8 Netflix Documentaries to Watch If You Liked ‘Wild Wild Country’
It's been three weeks since its release — an eternity in the age of binge culture — but the internet is still captivated by Netflix's Wild Wild Country, an absorbing, addictive, almost unbelievable examination of the controversial Rajneeshpuram commune.
Produced by the Duplass brothers (Tangerine, The Skeleton Twins), the docuseries revisits an infamous but oft-forgotten slice of American history, recounting, in shocking detail, how a free-spirited, sex-fueled cult overtook a tiny Oregonian town, stocked their ranch with semi-automatic rifles, and allegedly defrauded the government, engaged in light bioterrorism, and maybe attempted to murder some people, among a laundry list of other eye-widening charges.
With an elusive 100 percent rating on Rotten Tomatoes, it's arguably one of the streaming hub's best, if most fascinating, efforts to date, but it's also one in a long line of riveting docs housed on the platform. Below, eight other films to check out if you're still reeling from Wild Wild Country.
Filmmaker Will Allen chronicles his 22-year stint inside West Hollywood's Buddhafield, a 1980s-born cult led by failed actor Michel Rostand, who convinced his followers to abandon their lives and follow his teachings in pursuit of an intense communion he called "The Knowing."
The 2016 Sundance gem combines insider footage from Allen's tenure as Buddhafeld's official videographer, plus new interviews with former members detailing life inside the so-called spiritual community, including allegations of mind control, forced abortions, and sexual abuse. The result is a strange, unsettling portrait of Allen's manipulative former mentor, made even more chilling by its open-ended conclusion: As of 2016, Rostand still had 85 adherents living with him in Hawaii.

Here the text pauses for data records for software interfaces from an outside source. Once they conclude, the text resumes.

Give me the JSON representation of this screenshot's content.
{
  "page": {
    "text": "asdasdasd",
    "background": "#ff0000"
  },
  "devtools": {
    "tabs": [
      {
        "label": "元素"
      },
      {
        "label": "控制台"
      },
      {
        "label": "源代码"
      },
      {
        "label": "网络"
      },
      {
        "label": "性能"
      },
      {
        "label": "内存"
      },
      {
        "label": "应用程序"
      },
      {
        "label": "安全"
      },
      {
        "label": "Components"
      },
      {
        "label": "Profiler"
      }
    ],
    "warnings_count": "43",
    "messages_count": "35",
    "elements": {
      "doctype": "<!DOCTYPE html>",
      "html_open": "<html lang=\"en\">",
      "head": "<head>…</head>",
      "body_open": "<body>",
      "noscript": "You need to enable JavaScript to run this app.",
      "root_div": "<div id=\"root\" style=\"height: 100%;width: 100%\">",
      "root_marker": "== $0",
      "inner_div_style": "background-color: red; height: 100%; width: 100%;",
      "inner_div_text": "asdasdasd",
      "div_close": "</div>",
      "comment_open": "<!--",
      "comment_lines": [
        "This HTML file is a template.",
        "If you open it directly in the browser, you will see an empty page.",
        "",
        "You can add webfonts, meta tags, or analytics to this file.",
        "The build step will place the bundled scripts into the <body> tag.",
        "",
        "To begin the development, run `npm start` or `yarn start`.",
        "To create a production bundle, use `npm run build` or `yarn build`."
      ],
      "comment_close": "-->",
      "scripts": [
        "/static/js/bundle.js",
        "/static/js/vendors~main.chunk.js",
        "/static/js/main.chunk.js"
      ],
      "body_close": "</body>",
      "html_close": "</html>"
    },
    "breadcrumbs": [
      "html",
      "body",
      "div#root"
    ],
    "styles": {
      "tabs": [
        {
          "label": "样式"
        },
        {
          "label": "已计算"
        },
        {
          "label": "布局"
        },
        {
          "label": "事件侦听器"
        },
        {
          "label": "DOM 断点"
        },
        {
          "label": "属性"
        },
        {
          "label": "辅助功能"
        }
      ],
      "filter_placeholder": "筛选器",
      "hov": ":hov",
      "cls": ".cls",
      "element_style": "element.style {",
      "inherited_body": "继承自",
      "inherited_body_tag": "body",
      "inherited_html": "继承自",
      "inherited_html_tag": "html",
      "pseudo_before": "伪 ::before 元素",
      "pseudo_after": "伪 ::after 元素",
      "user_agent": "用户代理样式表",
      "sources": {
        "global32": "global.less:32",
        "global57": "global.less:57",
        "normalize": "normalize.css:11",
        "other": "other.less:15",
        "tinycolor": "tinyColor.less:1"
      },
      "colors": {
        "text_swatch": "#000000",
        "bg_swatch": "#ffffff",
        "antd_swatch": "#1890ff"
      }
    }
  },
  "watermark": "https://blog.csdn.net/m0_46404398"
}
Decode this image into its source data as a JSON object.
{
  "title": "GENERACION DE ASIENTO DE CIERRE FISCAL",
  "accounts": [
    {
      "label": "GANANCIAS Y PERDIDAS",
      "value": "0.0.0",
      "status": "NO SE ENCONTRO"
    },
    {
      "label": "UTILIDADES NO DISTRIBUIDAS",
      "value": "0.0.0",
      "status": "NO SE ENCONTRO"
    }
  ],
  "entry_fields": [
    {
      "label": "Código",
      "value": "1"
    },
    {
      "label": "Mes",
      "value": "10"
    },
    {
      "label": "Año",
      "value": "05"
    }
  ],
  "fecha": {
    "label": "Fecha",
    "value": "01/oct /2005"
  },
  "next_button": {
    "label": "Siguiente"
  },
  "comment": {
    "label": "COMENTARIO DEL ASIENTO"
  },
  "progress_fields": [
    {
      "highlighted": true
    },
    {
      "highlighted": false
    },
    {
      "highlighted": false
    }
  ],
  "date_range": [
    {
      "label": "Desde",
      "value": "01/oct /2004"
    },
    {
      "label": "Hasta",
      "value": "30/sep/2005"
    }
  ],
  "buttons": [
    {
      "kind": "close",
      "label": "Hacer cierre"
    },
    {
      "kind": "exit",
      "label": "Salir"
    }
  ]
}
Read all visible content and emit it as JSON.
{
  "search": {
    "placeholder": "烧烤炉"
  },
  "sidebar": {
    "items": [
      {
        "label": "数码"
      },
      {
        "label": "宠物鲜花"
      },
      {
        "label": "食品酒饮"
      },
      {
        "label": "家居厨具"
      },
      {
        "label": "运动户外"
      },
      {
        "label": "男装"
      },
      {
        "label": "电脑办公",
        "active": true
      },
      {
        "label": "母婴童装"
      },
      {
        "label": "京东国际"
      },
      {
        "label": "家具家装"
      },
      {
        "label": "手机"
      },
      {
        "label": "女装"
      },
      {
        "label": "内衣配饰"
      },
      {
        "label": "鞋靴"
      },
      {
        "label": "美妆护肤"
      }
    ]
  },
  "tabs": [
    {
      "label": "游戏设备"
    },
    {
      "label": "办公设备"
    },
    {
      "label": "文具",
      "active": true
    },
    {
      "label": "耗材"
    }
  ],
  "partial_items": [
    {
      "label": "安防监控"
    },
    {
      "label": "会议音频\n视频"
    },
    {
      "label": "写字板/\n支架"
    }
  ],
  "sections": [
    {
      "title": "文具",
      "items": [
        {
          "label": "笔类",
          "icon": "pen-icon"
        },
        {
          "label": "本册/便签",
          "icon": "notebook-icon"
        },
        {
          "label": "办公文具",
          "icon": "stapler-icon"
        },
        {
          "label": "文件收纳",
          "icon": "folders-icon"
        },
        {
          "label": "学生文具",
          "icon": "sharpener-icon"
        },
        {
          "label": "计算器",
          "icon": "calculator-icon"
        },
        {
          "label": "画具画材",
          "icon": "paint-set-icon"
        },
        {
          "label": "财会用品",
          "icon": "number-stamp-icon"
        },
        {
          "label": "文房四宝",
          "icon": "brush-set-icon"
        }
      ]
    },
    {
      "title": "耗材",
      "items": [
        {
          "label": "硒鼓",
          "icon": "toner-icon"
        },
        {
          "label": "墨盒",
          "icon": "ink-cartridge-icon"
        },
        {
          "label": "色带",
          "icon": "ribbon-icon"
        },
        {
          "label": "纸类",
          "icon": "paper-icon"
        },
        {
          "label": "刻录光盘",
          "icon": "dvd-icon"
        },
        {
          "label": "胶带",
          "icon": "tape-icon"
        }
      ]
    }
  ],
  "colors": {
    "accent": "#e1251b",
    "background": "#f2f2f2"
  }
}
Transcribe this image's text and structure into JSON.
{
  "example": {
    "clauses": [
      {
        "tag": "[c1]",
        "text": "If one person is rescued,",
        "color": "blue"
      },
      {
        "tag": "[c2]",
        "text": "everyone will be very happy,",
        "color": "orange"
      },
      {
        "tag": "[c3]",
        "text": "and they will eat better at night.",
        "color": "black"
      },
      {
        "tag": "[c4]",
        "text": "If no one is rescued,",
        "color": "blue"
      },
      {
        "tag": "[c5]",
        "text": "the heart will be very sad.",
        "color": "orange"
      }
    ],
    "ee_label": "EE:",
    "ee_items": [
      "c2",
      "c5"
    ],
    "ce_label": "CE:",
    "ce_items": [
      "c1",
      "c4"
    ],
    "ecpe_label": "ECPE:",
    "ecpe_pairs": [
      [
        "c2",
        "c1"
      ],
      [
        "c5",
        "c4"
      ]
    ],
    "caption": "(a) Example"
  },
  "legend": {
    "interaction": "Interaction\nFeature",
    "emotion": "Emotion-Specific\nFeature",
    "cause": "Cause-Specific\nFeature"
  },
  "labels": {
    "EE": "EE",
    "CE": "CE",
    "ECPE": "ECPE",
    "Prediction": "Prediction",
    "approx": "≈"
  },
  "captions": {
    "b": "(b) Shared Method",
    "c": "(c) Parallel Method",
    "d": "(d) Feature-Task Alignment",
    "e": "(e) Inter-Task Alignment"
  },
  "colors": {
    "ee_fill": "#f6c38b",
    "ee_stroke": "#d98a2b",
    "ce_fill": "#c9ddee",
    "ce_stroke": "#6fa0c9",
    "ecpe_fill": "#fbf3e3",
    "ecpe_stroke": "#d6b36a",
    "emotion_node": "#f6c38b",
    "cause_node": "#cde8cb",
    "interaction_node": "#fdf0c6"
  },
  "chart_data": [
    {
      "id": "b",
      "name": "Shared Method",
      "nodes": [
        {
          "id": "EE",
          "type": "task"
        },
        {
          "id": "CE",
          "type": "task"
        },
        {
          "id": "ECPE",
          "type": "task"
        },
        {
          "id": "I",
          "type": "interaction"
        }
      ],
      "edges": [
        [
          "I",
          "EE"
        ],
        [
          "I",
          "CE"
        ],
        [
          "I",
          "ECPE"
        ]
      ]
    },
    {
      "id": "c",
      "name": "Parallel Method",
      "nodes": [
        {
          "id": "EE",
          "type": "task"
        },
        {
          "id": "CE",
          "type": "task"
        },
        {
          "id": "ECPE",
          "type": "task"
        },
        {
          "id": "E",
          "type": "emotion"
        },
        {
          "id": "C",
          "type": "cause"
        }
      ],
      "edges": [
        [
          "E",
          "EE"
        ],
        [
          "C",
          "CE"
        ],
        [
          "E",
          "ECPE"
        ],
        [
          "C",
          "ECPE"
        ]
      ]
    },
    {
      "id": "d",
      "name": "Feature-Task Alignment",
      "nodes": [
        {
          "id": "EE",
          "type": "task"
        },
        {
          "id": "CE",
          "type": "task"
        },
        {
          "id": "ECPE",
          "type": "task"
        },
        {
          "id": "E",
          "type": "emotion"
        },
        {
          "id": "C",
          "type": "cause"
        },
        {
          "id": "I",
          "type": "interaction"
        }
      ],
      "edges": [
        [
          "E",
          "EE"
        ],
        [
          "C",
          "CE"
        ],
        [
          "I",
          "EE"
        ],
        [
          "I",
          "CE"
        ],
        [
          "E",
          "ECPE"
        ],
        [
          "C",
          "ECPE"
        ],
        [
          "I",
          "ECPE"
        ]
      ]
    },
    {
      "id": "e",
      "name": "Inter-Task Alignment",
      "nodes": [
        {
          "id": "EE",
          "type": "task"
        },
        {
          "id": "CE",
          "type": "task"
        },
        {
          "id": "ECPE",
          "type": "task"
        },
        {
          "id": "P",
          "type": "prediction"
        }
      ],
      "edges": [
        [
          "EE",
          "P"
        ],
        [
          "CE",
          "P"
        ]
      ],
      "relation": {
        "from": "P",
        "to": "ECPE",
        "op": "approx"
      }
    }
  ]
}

Deprogrammed doesn't explore a cult, but rather its opposition, tracing Ted Patrick's anti-cult crusade throughout the 1970s. The author credits himself with having saved 1,600 former cult members with his reverse-brainwashing tactics, which this 2016 film documents, showcasing just how deeply some of these groups took hold of their onetime members, and the extremist lengths he went to in an attempt to shake them out of it.
Enlighten Us recounts the rise and fall of James Arthur Ray, a motivational speaker turned self-help guru who rose to fame in the early 2000s, but was convicted of negligent homicide after three people died of heatstroke during a 2009 seminar he hosted in the desert. He served two years in prison, and was released in 2013.
If you were fascinated by Rajneeshpuram's slow, cunning takeover of Antelope, Welcome to Leith should be right up your alley. The critically acclaimed 2015 film rehashes white supremacist Craig Cobb's attempt to seize Leith, North Dakota in 2012 and the local upheaval that followed, offering a sober, timely, and terrifying, and glimpse into a still-looming hate group.
This Dan Murdoch-directed 2015 effort travels to the deep south for a disturbingly relevant look into the Ku Klux Klan, who claim they're in the midst of a revival.
Crystal Moselle's prize-winning 2015 doc is a study in isolation and the power of the human spirit, telling the spellbinding, extraordinary, and stunningly heartfelt true story of seven siblings confined to their Manhattan apartment. Unable to leave save for a few strictly-monitored trips into the "nefarious" New York City streets, they find an outlet in cinema, and are eventually pushed to venture out into a world they've only known on film.
Though not centered around a cult, One of Us does probe religious extremity, following three Hasidic Jews as they depart their ultra-Orthodox community and brave the modern world. It's a rare window into a highly insular community, weaving a heartrending tale of ostracism, danger, and uncertainty.